BEGIN Source records

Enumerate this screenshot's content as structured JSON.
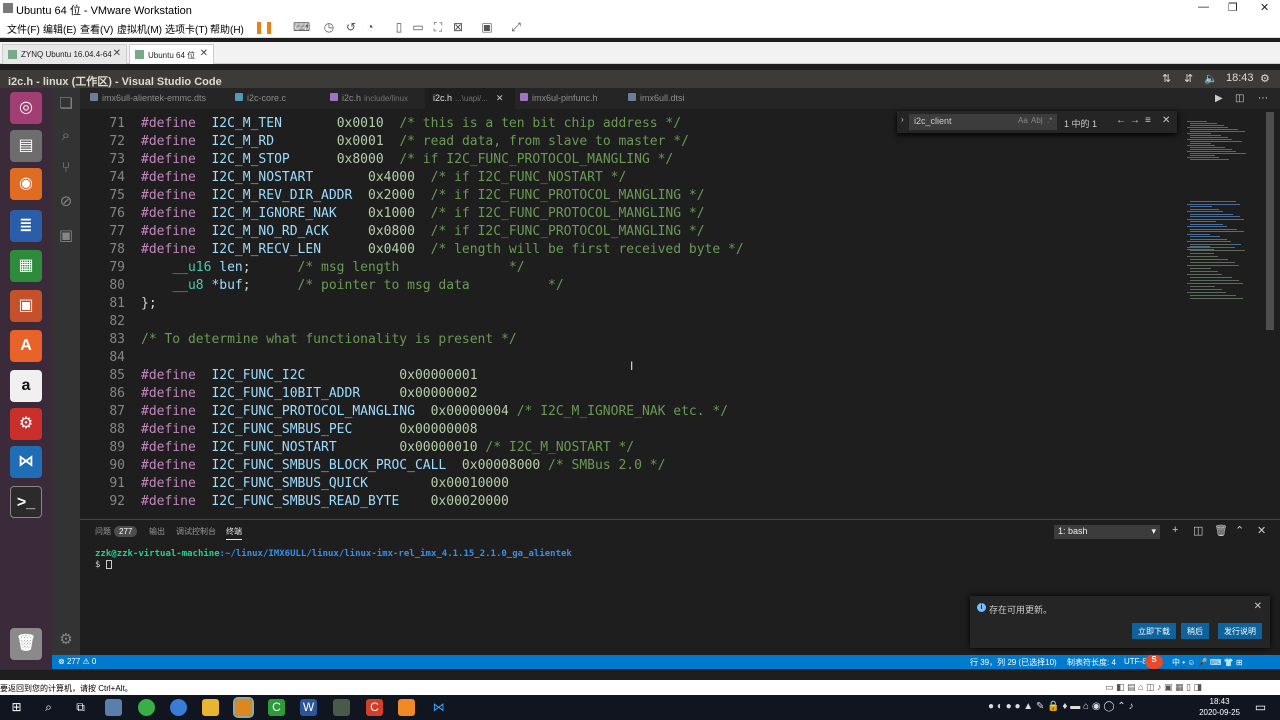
{
  "vm": {
    "window_title": "Ubuntu 64 位 - VMware Workstation",
    "menu": [
      "文件(F)",
      "编辑(E)",
      "查看(V)",
      "虚拟机(M)",
      "选项卡(T)",
      "帮助(H)"
    ],
    "tabs": [
      {
        "label": "ZYNQ Ubuntu 16.04.4-64"
      },
      {
        "label": "Ubuntu 64 位"
      }
    ],
    "hint": "要返回到您的计算机，请按 Ctrl+Alt。"
  },
  "ubuntu": {
    "window_title": "i2c.h - linux (工作区) - Visual Studio Code",
    "time": "18:43"
  },
  "editor_tabs": [
    {
      "label": "imx6ull-alientek-emmc.dts",
      "desc": "",
      "color": "#6b7e9a"
    },
    {
      "label": "i2c-core.c",
      "desc": "",
      "color": "#519aba"
    },
    {
      "label": "i2c.h",
      "desc": "include/linux",
      "color": "#a074c4"
    },
    {
      "label": "i2c.h",
      "desc": "...\\uapi/...",
      "color": "#a074c4"
    },
    {
      "label": "imx6ul-pinfunc.h",
      "desc": "",
      "color": "#a074c4"
    },
    {
      "label": "imx6ull.dtsi",
      "desc": "",
      "color": "#6b7e9a"
    }
  ],
  "find": {
    "value": "i2c_client",
    "opts": [
      "Aa",
      "Ab|",
      ".*"
    ],
    "count": "1 中的 1"
  },
  "code_lines": [
    {
      "n": "71",
      "parts": [
        [
          "kw",
          "#define"
        ],
        [
          "",
          "  "
        ],
        [
          "mac",
          "I2C_M_TEN"
        ],
        [
          "",
          "       "
        ],
        [
          "num",
          "0x0010"
        ],
        [
          "cm",
          "  /* this is a ten bit chip address */"
        ]
      ]
    },
    {
      "n": "72",
      "parts": [
        [
          "kw",
          "#define"
        ],
        [
          "",
          "  "
        ],
        [
          "mac",
          "I2C_M_RD"
        ],
        [
          "",
          "        "
        ],
        [
          "num",
          "0x0001"
        ],
        [
          "cm",
          "  /* read data, from slave to master */"
        ]
      ]
    },
    {
      "n": "73",
      "parts": [
        [
          "kw",
          "#define"
        ],
        [
          "",
          "  "
        ],
        [
          "mac",
          "I2C_M_STOP"
        ],
        [
          "",
          "      "
        ],
        [
          "num",
          "0x8000"
        ],
        [
          "cm",
          "  /* if I2C_FUNC_PROTOCOL_MANGLING */"
        ]
      ]
    },
    {
      "n": "74",
      "parts": [
        [
          "kw",
          "#define"
        ],
        [
          "",
          "  "
        ],
        [
          "mac",
          "I2C_M_NOSTART"
        ],
        [
          "",
          "       "
        ],
        [
          "num",
          "0x4000"
        ],
        [
          "cm",
          "  /* if I2C_FUNC_NOSTART */"
        ]
      ]
    },
    {
      "n": "75",
      "parts": [
        [
          "kw",
          "#define"
        ],
        [
          "",
          "  "
        ],
        [
          "mac",
          "I2C_M_REV_DIR_ADDR"
        ],
        [
          "",
          "  "
        ],
        [
          "num",
          "0x2000"
        ],
        [
          "cm",
          "  /* if I2C_FUNC_PROTOCOL_MANGLING */"
        ]
      ]
    },
    {
      "n": "76",
      "parts": [
        [
          "kw",
          "#define"
        ],
        [
          "",
          "  "
        ],
        [
          "mac",
          "I2C_M_IGNORE_NAK"
        ],
        [
          "",
          "    "
        ],
        [
          "num",
          "0x1000"
        ],
        [
          "cm",
          "  /* if I2C_FUNC_PROTOCOL_MANGLING */"
        ]
      ]
    },
    {
      "n": "77",
      "parts": [
        [
          "kw",
          "#define"
        ],
        [
          "",
          "  "
        ],
        [
          "mac",
          "I2C_M_NO_RD_ACK"
        ],
        [
          "",
          "     "
        ],
        [
          "num",
          "0x0800"
        ],
        [
          "cm",
          "  /* if I2C_FUNC_PROTOCOL_MANGLING */"
        ]
      ]
    },
    {
      "n": "78",
      "parts": [
        [
          "kw",
          "#define"
        ],
        [
          "",
          "  "
        ],
        [
          "mac",
          "I2C_M_RECV_LEN"
        ],
        [
          "",
          "      "
        ],
        [
          "num",
          "0x0400"
        ],
        [
          "cm",
          "  /* length will be first received byte */"
        ]
      ]
    },
    {
      "n": "79",
      "parts": [
        [
          "",
          "    "
        ],
        [
          "ty",
          "__u16"
        ],
        [
          "mac",
          " len"
        ],
        [
          "",
          ";"
        ],
        [
          "cm",
          "      /* msg length              */"
        ]
      ]
    },
    {
      "n": "80",
      "parts": [
        [
          "",
          "    "
        ],
        [
          "ty",
          "__u8"
        ],
        [
          "",
          ""
        ],
        [
          "mac",
          " *buf"
        ],
        [
          "",
          ";"
        ],
        [
          "cm",
          "      /* pointer to msg data          */"
        ]
      ]
    },
    {
      "n": "81",
      "parts": [
        [
          "",
          "};"
        ]
      ]
    },
    {
      "n": "82",
      "parts": [
        [
          "",
          ""
        ]
      ]
    },
    {
      "n": "83",
      "parts": [
        [
          "cm",
          "/* To determine what functionality is present */"
        ]
      ]
    },
    {
      "n": "84",
      "parts": [
        [
          "",
          ""
        ]
      ]
    },
    {
      "n": "85",
      "parts": [
        [
          "kw",
          "#define"
        ],
        [
          "",
          "  "
        ],
        [
          "mac",
          "I2C_FUNC_I2C"
        ],
        [
          "",
          "            "
        ],
        [
          "num",
          "0x00000001"
        ]
      ]
    },
    {
      "n": "86",
      "parts": [
        [
          "kw",
          "#define"
        ],
        [
          "",
          "  "
        ],
        [
          "mac",
          "I2C_FUNC_10BIT_ADDR"
        ],
        [
          "",
          "     "
        ],
        [
          "num",
          "0x00000002"
        ]
      ]
    },
    {
      "n": "87",
      "parts": [
        [
          "kw",
          "#define"
        ],
        [
          "",
          "  "
        ],
        [
          "mac",
          "I2C_FUNC_PROTOCOL_MANGLING"
        ],
        [
          "",
          "  "
        ],
        [
          "num",
          "0x00000004"
        ],
        [
          "cm",
          " /* I2C_M_IGNORE_NAK etc. */"
        ]
      ]
    },
    {
      "n": "88",
      "parts": [
        [
          "kw",
          "#define"
        ],
        [
          "",
          "  "
        ],
        [
          "mac",
          "I2C_FUNC_SMBUS_PEC"
        ],
        [
          "",
          "      "
        ],
        [
          "num",
          "0x00000008"
        ]
      ]
    },
    {
      "n": "89",
      "parts": [
        [
          "kw",
          "#define"
        ],
        [
          "",
          "  "
        ],
        [
          "mac",
          "I2C_FUNC_NOSTART"
        ],
        [
          "",
          "        "
        ],
        [
          "num",
          "0x00000010"
        ],
        [
          "cm",
          " /* I2C_M_NOSTART */"
        ]
      ]
    },
    {
      "n": "90",
      "parts": [
        [
          "kw",
          "#define"
        ],
        [
          "",
          "  "
        ],
        [
          "mac",
          "I2C_FUNC_SMBUS_BLOCK_PROC_CALL"
        ],
        [
          "",
          "  "
        ],
        [
          "num",
          "0x00008000"
        ],
        [
          "cm",
          " /* SMBus 2.0 */"
        ]
      ]
    },
    {
      "n": "91",
      "parts": [
        [
          "kw",
          "#define"
        ],
        [
          "",
          "  "
        ],
        [
          "mac",
          "I2C_FUNC_SMBUS_QUICK"
        ],
        [
          "",
          "        "
        ],
        [
          "num",
          "0x00010000"
        ]
      ]
    },
    {
      "n": "92",
      "parts": [
        [
          "kw",
          "#define"
        ],
        [
          "",
          "  "
        ],
        [
          "mac",
          "I2C_FUNC_SMBUS_READ_BYTE"
        ],
        [
          "",
          "    "
        ],
        [
          "num",
          "0x00020000"
        ]
      ]
    }
  ],
  "panel": {
    "tabs": [
      "问题",
      "输出",
      "调试控制台",
      "终端"
    ],
    "problem_count": "277",
    "terminal_select": "1: bash",
    "term_user": "zzk@zzk-virtual-machine",
    "term_path": ":~/linux/IMX6ULL/linux/linux-imx-rel_imx_4.1.15_2.1.0_ga_alientek",
    "term_prompt": "$ "
  },
  "notification": {
    "message": "存在可用更新。",
    "buttons": [
      "立即下载",
      "稍后",
      "发行说明"
    ]
  },
  "status": {
    "errors": "277",
    "warnings": "0",
    "position": "行 39，列 29 (已选择10)",
    "indent": "制表符长度: 4",
    "encoding": "UTF-8"
  },
  "taskbar": {
    "time": "18:43",
    "date": "2020-09-25"
  }
}
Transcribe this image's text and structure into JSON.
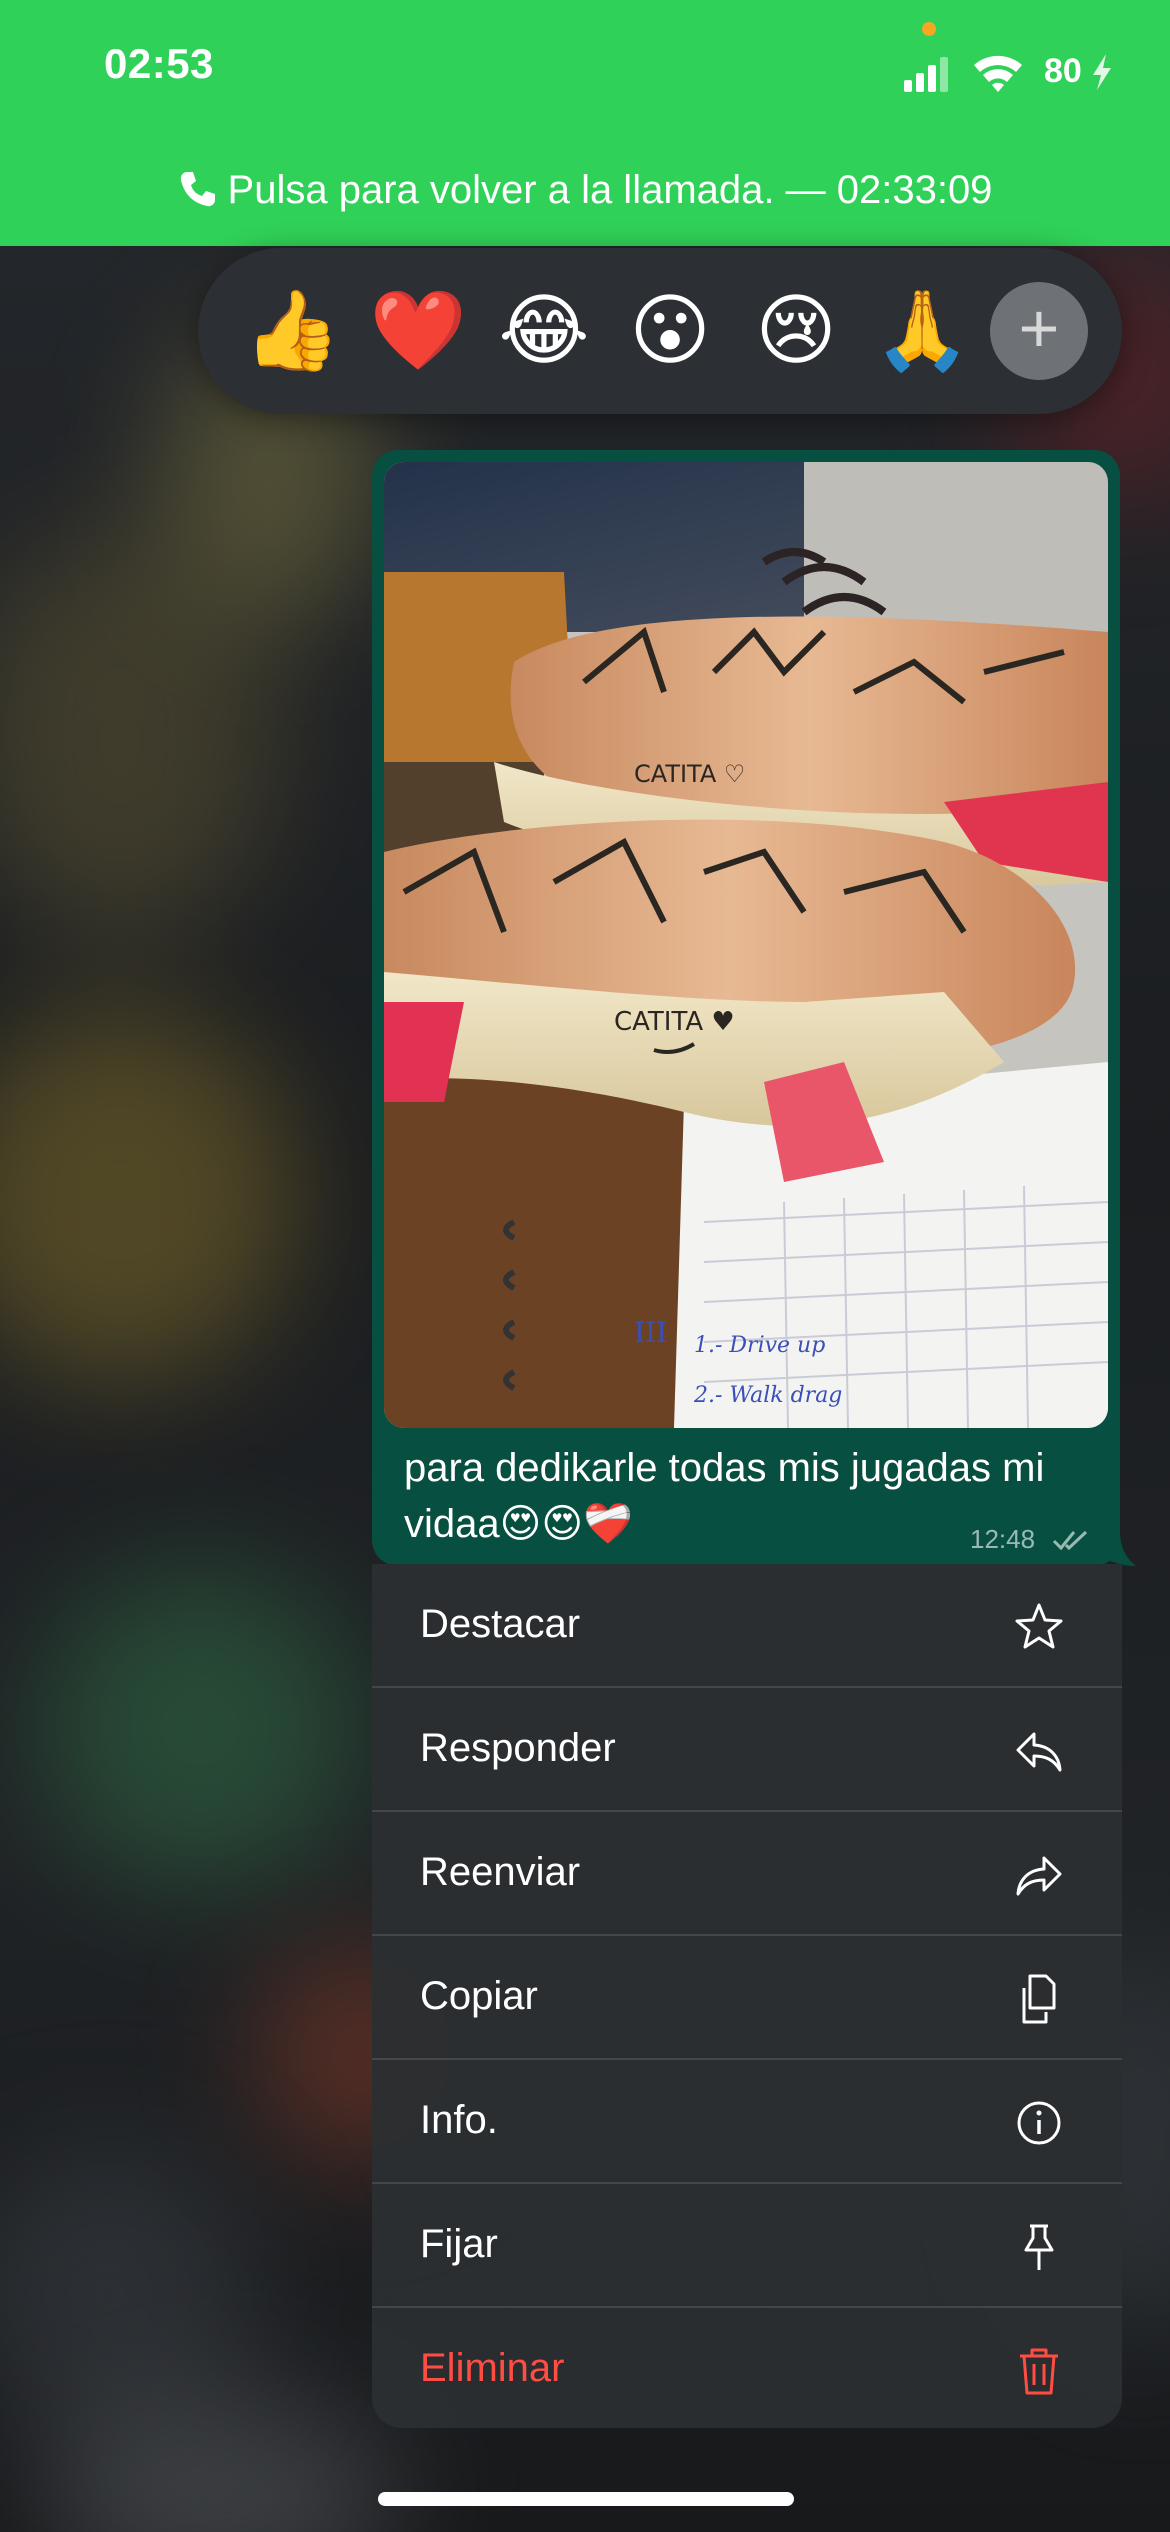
{
  "status_bar": {
    "time": "02:53",
    "battery": "80",
    "accent_color": "#30d158"
  },
  "call_banner": {
    "text": "Pulsa para volver a la llamada. — 02:33:09"
  },
  "reactions": {
    "emojis": [
      "👍",
      "❤️",
      "😂",
      "😮",
      "😢",
      "🙏"
    ],
    "more_icon": "plus-icon",
    "more_label": "+"
  },
  "message": {
    "image_icon": "photo-football-boots",
    "caption": "para dedikarle todas mis jugadas mi vidaa😍😍❤️‍🩹",
    "time": "12:48",
    "status_icon": "double-check-icon",
    "bubble_color": "#075041"
  },
  "context_menu": {
    "items": [
      {
        "label": "Destacar",
        "icon": "star-icon"
      },
      {
        "label": "Responder",
        "icon": "reply-icon"
      },
      {
        "label": "Reenviar",
        "icon": "forward-icon"
      },
      {
        "label": "Copiar",
        "icon": "copy-icon"
      },
      {
        "label": "Info.",
        "icon": "info-icon"
      },
      {
        "label": "Fijar",
        "icon": "pin-icon"
      },
      {
        "label": "Eliminar",
        "icon": "trash-icon",
        "color": "#ff4d43"
      }
    ]
  }
}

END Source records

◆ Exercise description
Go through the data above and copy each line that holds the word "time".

◆ Expected answer
    "time": "18:43"
    "time": "18:43",
    "time": "02:53",
    "time": "12:48",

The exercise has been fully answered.